Russia has largely closed its borders since the coronavirus pandemic began, and many foreigners with Russian visas have not been able to enter the country. Mr Snowden’s son, who is expected in December, will be granted Russian citizenship by birthright, Mr Snowden’s Russian lawyer Anatoly Kucherena told Interfax news agency on Monday.
Mr Snowden was stranded in Moscow in 2013 on a layover from Hong Kong to Ecuador. He had planned to seek asylum in the South American country, but the United States revoked his passport before he could make it there. After 40 days in the transit zone of Sheremetyevo International Airport, Mr Snowden decided to stay in Russia, where he was granted asylum, and has stayed in Moscow ever since.
In 2013 he was charged with violating the Espionage Act, which entails a prison sentence. Protected from American law enforcement in Russia, he is both a living symbol of President Vladimir V. Putin’s desire to pin the United States and a hero to many who claim he has denuded the power of American intelligence agencies to operate online Monitor activities of people around the world.
Mr Snowden says that he did not work with Russian intelligence services during his seven years in Moscow and that he hopes to return to the United States one day.
President Trump said in August that he would “look very carefully” into a pardon for Mr. Snowden, but such a move is not imminent. Last month, Mr Snowden became a permanent resident of Russia and his wife Lindsay Mills announced that she was pregnant.

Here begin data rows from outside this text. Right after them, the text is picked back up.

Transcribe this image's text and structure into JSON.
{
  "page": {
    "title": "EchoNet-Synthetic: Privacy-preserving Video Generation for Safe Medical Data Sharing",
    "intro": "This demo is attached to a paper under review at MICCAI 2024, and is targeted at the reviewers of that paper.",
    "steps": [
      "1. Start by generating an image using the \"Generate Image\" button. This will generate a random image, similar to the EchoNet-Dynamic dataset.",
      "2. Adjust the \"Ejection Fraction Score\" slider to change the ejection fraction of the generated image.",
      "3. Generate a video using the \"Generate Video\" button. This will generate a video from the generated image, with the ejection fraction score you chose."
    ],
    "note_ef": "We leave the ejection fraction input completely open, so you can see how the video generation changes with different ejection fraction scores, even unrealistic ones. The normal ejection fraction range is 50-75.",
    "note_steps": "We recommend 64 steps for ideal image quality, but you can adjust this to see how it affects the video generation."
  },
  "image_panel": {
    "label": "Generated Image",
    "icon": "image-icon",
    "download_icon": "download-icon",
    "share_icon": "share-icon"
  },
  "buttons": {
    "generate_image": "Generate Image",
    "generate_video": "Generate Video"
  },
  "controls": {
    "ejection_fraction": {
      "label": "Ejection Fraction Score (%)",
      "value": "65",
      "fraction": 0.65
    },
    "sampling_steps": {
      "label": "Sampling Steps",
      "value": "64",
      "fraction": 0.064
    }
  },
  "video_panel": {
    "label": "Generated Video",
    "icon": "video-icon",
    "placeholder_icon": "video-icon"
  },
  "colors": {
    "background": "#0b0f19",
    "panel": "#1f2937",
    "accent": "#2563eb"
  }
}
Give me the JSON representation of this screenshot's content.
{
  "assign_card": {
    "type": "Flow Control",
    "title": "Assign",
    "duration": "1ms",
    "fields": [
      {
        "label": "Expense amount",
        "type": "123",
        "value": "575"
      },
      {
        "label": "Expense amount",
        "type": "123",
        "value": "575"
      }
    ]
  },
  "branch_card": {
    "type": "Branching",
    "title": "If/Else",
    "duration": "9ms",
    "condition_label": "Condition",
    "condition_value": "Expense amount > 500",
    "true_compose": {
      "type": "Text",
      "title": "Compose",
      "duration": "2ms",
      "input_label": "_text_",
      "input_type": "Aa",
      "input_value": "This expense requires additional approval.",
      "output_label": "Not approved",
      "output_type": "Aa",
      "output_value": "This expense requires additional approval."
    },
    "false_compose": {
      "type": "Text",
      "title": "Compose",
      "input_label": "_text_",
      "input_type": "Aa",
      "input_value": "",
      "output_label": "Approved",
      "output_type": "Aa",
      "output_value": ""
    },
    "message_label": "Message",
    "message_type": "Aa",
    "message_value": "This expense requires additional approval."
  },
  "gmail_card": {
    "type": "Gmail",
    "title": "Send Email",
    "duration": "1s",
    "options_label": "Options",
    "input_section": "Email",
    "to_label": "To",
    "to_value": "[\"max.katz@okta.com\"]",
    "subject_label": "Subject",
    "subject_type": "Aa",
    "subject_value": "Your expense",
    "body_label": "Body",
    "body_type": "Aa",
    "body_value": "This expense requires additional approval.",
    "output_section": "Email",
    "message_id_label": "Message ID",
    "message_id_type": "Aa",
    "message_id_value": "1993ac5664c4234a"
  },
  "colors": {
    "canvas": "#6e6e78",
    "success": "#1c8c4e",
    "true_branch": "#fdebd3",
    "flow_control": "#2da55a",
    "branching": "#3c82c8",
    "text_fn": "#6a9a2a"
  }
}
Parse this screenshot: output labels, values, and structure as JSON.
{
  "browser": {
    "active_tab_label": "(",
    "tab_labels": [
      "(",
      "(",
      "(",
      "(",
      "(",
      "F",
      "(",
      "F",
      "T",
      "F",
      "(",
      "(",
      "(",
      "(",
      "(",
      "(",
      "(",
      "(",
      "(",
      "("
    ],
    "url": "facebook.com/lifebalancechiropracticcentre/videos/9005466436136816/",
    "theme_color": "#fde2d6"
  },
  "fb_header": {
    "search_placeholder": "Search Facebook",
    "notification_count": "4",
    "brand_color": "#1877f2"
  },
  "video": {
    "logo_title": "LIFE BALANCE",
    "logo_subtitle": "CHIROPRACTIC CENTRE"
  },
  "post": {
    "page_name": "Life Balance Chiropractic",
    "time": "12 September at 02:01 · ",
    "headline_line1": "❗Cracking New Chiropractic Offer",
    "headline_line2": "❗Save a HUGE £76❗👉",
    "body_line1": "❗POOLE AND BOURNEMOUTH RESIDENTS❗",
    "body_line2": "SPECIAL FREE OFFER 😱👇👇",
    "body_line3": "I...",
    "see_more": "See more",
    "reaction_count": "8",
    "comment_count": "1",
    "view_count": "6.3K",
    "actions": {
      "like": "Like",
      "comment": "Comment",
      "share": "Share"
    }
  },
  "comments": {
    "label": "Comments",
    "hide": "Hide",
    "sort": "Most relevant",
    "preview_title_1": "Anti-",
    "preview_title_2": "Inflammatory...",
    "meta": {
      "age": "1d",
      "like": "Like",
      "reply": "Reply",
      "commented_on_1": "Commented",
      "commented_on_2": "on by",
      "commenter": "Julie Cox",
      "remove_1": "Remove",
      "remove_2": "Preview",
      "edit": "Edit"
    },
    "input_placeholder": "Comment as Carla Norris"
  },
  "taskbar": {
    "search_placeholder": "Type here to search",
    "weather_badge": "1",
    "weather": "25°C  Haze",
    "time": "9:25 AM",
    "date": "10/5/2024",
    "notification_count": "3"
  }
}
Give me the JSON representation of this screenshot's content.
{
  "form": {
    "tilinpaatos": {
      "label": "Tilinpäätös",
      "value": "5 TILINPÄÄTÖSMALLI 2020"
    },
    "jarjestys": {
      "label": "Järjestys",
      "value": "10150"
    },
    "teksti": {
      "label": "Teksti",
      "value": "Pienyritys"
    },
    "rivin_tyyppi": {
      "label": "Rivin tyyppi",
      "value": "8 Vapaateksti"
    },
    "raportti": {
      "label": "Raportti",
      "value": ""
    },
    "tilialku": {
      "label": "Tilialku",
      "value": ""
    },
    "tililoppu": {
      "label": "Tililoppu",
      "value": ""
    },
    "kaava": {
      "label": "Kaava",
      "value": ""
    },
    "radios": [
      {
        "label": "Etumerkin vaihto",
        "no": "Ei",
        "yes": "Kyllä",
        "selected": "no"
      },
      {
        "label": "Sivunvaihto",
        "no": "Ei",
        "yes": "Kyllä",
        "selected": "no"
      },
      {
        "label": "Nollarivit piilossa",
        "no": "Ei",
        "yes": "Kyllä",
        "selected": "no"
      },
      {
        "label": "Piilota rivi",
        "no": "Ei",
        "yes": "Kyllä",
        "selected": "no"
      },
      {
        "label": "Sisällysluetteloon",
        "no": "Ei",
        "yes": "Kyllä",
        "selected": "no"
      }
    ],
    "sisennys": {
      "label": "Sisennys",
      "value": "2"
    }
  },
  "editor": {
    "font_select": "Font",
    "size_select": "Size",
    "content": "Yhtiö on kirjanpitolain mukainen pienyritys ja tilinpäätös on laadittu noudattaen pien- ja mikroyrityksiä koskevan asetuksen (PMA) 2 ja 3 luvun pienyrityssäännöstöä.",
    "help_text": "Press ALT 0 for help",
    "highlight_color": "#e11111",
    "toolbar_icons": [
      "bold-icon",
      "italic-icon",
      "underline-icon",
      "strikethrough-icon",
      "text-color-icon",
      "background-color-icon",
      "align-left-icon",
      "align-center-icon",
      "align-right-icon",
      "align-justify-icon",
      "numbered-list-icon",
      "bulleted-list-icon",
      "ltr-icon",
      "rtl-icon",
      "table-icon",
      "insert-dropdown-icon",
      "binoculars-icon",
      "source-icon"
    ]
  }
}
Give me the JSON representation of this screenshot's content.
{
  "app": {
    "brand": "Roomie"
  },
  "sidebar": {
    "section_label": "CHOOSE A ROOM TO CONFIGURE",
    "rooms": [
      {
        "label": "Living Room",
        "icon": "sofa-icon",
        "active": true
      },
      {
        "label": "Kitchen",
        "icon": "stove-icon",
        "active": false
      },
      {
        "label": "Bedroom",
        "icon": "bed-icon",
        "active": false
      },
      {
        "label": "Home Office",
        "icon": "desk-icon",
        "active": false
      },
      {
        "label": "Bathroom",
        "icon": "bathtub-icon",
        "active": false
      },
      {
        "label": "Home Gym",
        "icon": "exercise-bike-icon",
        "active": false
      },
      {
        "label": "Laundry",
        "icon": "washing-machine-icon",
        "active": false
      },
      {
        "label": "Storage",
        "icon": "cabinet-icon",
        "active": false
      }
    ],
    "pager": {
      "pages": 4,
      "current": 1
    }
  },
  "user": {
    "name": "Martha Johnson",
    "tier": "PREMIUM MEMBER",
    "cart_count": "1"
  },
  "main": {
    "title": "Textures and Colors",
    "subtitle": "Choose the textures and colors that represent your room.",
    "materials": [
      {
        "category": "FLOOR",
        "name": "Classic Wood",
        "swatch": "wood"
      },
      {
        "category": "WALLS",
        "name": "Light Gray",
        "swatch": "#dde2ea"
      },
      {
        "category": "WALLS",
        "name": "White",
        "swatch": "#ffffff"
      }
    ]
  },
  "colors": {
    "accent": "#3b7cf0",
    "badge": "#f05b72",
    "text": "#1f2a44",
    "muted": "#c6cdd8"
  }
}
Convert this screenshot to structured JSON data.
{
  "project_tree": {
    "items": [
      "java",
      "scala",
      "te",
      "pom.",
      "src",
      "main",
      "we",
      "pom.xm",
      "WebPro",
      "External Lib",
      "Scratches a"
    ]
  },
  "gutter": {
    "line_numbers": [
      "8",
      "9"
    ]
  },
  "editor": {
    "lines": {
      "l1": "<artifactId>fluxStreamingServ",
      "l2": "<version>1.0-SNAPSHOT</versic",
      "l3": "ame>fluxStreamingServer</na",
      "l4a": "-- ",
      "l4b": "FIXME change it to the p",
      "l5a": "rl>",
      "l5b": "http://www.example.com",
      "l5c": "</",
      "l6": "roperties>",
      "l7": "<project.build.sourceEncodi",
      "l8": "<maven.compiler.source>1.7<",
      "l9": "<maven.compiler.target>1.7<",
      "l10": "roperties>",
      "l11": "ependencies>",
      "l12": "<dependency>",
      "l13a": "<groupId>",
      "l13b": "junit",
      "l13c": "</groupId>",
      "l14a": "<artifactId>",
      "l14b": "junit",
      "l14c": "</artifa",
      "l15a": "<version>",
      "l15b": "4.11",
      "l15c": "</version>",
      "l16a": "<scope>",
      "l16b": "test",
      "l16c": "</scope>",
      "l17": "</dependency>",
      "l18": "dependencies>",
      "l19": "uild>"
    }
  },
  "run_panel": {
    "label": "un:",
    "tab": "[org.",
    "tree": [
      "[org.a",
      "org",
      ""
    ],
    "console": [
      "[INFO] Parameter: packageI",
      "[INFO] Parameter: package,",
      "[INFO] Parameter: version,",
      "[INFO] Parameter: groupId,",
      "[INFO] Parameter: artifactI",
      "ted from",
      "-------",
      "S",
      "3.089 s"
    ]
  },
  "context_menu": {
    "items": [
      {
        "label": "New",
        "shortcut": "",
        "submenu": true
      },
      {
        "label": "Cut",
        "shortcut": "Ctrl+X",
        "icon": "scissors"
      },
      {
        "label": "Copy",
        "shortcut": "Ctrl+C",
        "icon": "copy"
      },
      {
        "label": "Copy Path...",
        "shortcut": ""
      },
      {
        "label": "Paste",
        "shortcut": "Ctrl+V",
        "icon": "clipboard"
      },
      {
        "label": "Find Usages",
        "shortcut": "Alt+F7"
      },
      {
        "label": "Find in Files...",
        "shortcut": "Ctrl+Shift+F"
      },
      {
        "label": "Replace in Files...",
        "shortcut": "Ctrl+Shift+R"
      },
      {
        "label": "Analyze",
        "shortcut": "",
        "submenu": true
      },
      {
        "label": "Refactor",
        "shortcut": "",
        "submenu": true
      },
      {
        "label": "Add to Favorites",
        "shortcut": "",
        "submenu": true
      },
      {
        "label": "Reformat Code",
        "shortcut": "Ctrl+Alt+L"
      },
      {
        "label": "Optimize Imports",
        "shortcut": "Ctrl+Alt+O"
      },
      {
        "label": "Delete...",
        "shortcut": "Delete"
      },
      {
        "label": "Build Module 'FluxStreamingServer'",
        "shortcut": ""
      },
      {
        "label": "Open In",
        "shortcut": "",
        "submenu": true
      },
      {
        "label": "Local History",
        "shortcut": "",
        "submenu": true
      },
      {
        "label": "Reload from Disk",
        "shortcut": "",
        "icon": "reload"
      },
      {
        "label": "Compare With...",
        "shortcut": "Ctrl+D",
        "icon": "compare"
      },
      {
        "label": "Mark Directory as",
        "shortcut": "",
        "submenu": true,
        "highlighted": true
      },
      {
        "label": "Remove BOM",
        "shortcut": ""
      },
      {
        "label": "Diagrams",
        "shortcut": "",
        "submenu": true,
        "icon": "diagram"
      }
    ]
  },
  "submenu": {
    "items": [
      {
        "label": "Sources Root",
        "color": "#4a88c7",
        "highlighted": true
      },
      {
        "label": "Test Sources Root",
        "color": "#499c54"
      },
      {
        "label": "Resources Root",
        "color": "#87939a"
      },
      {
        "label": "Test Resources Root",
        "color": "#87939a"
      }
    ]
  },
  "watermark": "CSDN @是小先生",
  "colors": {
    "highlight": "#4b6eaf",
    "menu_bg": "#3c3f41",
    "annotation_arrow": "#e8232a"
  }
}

“Lindsay and I will remain Americans and raise our son with all of the values of America that we love – including the freedom to speak up,” wrote Snowden on Twitter. “And I’m looking forward to the day I can return to the US so the whole family can be reunited.”
Mr Snowden and Ms Mills can remain American citizens thanks to a law passed by the Russian Parliament in April so that people can become Russian citizens without giving up their foreign citizenship. The measure, which was primarily aimed at Russian-speaking people in the former Soviet Union, was part of Moscow’s efforts to counter the effects of a shrinking population.
Mr Snowden has said that he lives in a rented two-bedroom apartment in Moscow while studying Russian, trying not to be recognized on the street and making money from conference appearances. He told German newspaper Die Zeit in September that Russia would “not be my first choice” if asked 10 years ago to predict the future.
But at least the weather brought unexpected benefits.
“I never liked the cold until I realized that a hat and scarf offered the most comfortable and unobtrusive anonymity in the world,” wrote Snowden in his treatise “Permanent Record”.